Directions.
Find the word "display" in the material below and gather every line that contains it.

Dataset entries.
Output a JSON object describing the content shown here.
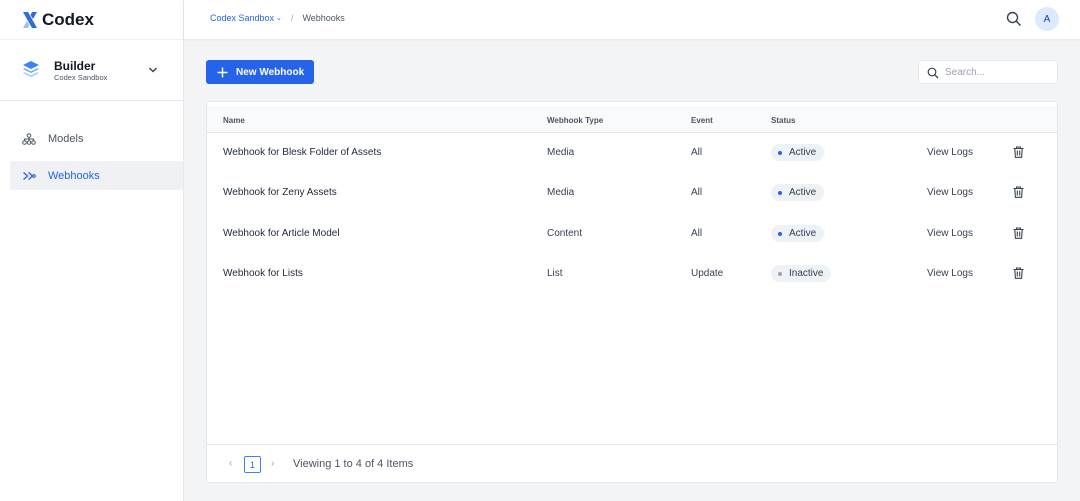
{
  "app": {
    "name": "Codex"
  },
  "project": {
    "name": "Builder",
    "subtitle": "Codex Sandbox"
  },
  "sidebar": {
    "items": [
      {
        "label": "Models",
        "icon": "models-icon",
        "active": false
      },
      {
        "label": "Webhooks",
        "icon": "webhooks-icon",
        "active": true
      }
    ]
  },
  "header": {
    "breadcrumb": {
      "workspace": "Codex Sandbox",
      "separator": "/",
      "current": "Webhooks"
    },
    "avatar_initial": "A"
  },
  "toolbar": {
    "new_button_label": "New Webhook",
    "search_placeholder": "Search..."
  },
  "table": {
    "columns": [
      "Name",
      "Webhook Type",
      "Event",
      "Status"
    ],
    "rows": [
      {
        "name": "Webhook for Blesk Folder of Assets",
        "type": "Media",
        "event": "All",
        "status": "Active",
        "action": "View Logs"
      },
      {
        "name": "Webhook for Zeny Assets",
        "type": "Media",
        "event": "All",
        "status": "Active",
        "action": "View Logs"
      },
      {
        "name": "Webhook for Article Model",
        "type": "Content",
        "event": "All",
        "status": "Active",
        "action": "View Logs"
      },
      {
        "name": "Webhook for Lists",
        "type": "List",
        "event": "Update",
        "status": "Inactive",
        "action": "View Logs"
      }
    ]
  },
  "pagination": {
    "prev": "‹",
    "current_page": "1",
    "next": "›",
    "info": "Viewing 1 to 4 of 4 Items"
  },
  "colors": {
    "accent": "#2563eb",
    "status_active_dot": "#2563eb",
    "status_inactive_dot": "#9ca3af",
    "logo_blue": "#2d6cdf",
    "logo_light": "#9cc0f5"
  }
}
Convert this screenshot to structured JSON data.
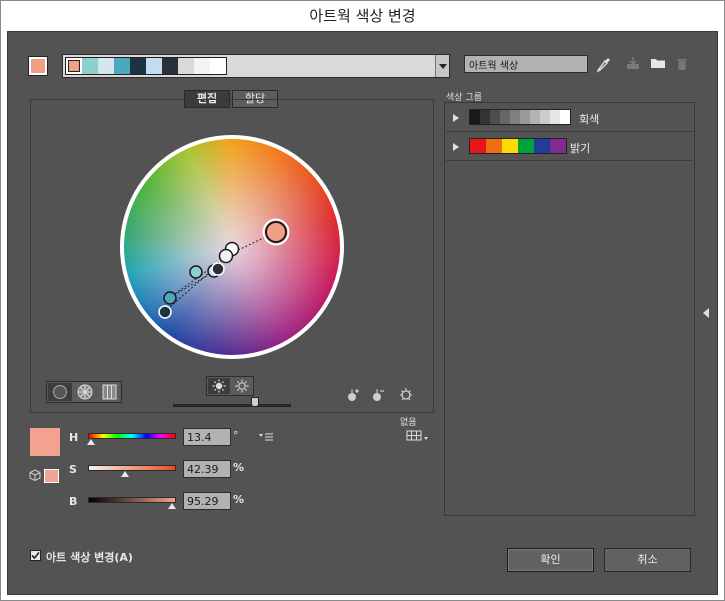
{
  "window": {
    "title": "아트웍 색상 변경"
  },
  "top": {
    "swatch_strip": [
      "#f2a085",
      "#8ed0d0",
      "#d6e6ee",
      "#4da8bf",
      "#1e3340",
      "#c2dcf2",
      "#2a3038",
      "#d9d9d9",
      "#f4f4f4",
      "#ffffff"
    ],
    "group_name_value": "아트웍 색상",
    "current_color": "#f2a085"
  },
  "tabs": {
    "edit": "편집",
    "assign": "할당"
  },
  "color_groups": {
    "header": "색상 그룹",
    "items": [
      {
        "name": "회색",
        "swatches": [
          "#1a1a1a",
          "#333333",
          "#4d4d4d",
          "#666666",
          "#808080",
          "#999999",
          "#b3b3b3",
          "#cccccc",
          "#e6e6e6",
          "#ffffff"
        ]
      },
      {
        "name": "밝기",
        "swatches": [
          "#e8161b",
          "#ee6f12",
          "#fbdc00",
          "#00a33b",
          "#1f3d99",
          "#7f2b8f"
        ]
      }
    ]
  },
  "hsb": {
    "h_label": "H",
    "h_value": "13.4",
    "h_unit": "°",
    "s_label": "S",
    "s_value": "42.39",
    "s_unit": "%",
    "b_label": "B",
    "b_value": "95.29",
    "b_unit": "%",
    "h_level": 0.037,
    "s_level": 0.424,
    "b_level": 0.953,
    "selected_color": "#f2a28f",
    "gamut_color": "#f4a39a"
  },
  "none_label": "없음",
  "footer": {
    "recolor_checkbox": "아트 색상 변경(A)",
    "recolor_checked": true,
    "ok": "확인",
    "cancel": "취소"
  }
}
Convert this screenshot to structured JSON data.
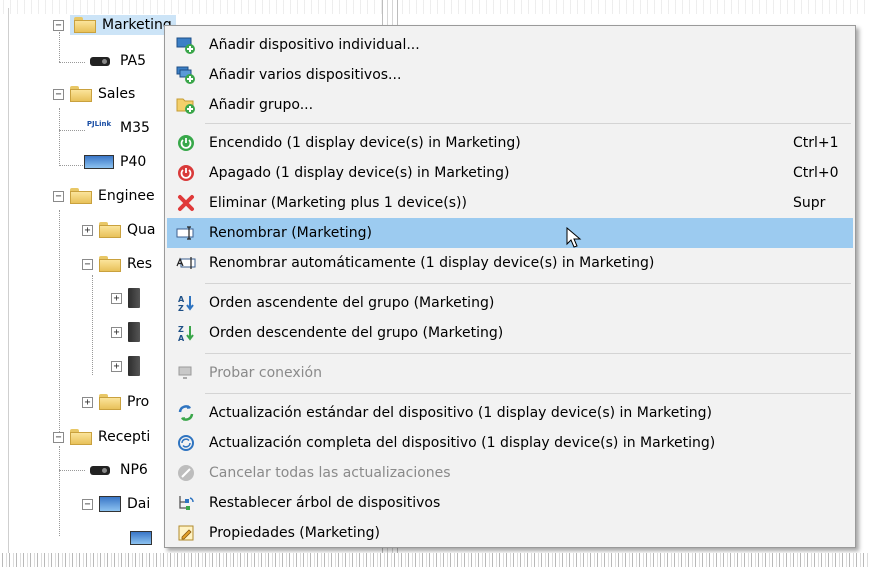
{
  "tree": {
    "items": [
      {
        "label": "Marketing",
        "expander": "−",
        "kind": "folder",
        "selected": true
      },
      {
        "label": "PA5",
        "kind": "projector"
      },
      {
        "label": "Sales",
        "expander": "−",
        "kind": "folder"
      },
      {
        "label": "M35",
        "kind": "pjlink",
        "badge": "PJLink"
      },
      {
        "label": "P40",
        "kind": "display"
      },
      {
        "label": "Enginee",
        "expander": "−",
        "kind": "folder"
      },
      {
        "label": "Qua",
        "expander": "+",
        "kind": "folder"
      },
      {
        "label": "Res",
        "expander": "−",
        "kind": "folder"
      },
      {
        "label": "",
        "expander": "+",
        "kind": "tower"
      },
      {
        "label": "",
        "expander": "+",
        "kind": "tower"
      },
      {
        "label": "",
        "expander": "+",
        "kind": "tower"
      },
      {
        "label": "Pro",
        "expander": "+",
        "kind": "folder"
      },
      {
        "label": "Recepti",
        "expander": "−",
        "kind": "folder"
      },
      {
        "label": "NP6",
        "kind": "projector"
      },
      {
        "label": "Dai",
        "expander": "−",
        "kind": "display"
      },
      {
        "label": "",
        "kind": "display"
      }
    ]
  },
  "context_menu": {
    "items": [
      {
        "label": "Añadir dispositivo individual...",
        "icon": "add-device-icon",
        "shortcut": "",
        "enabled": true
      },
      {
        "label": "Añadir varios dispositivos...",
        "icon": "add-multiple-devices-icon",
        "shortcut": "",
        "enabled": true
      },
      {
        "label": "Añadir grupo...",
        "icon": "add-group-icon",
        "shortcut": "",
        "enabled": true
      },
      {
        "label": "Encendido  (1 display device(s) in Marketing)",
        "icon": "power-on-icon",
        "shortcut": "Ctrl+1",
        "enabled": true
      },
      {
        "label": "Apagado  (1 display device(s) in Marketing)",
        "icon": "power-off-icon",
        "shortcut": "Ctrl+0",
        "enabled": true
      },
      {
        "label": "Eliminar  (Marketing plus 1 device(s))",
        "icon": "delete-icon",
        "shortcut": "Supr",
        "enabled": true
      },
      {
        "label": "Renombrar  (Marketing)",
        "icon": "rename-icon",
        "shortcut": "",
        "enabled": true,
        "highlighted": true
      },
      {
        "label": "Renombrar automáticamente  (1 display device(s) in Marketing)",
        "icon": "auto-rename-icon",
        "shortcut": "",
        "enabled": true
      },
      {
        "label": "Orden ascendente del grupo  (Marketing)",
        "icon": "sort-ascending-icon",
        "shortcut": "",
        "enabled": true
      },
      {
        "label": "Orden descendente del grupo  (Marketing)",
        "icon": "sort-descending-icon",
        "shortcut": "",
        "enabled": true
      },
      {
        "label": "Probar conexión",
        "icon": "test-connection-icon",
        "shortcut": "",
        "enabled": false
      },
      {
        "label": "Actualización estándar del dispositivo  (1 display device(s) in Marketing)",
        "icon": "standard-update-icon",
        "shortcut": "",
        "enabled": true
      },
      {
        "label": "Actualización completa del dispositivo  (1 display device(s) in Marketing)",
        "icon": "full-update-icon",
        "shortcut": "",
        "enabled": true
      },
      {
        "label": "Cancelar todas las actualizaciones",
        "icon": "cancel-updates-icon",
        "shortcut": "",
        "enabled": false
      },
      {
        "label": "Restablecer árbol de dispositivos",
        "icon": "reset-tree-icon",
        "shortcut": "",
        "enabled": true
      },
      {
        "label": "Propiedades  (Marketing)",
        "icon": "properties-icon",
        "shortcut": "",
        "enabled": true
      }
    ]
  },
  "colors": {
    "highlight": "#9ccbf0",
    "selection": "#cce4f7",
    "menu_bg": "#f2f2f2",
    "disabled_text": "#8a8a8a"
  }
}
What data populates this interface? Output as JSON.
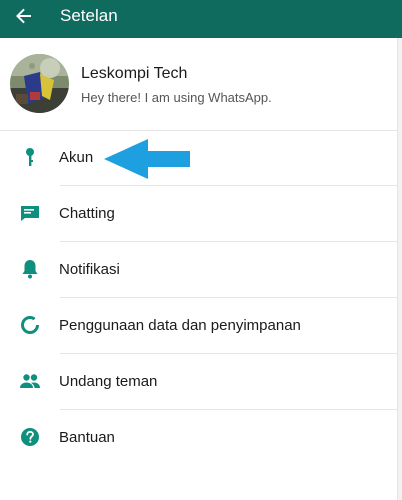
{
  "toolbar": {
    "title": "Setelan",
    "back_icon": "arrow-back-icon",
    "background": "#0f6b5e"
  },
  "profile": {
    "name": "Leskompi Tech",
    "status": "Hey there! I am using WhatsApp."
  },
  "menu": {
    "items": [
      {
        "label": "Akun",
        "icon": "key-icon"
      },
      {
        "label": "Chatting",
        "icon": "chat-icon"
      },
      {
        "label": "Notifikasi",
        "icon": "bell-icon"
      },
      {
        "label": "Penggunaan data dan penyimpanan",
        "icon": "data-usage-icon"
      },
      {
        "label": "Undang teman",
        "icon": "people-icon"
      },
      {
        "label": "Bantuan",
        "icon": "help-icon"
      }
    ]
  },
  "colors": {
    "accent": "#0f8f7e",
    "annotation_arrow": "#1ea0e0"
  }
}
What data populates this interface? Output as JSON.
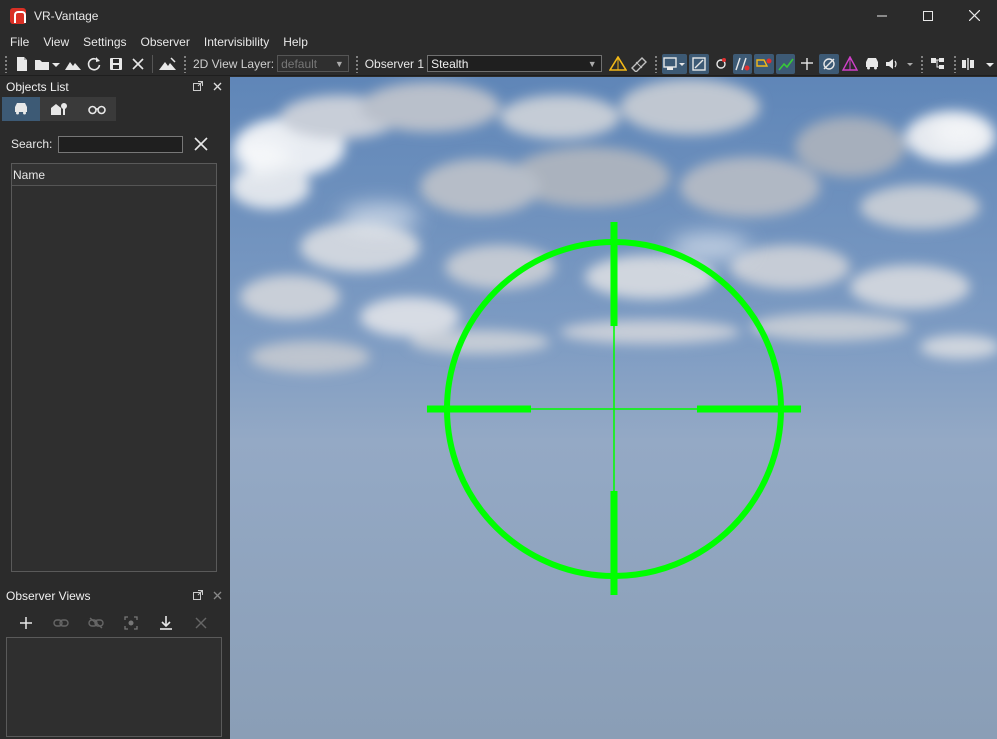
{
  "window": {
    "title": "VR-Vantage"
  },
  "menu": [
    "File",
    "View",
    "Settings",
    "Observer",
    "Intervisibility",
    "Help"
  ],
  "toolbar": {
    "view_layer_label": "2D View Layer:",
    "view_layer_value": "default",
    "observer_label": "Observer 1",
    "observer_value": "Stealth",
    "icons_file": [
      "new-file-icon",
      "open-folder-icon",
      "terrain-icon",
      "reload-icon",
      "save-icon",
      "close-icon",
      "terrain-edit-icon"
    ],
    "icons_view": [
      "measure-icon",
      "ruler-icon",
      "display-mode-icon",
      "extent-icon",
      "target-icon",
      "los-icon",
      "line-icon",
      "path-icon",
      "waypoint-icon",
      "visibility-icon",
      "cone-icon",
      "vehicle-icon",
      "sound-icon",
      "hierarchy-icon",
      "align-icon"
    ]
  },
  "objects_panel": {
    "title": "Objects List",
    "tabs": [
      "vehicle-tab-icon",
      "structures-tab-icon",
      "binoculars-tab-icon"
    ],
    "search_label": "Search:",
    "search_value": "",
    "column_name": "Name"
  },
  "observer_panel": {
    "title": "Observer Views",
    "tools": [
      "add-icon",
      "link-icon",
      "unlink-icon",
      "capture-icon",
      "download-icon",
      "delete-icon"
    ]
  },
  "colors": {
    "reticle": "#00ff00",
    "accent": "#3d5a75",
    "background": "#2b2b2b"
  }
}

Result for this task.
        "kind": "display"
        "kind": "display"
        "kind": "display"
        "label": "Encendido  (1 display device(s) in Marketing)",
        "label": "Apagado  (1 display device(s) in Marketing)",
        "label": "Renombrar automáticamente  (1 display device(s) in Marketing)",
        "label": "Actualización estándar del dispositivo  (1 display device(s) in Marketing)",
        "label": "Actualización completa del dispositivo  (1 display device(s) in Marketing)",
      "display-mode-icon",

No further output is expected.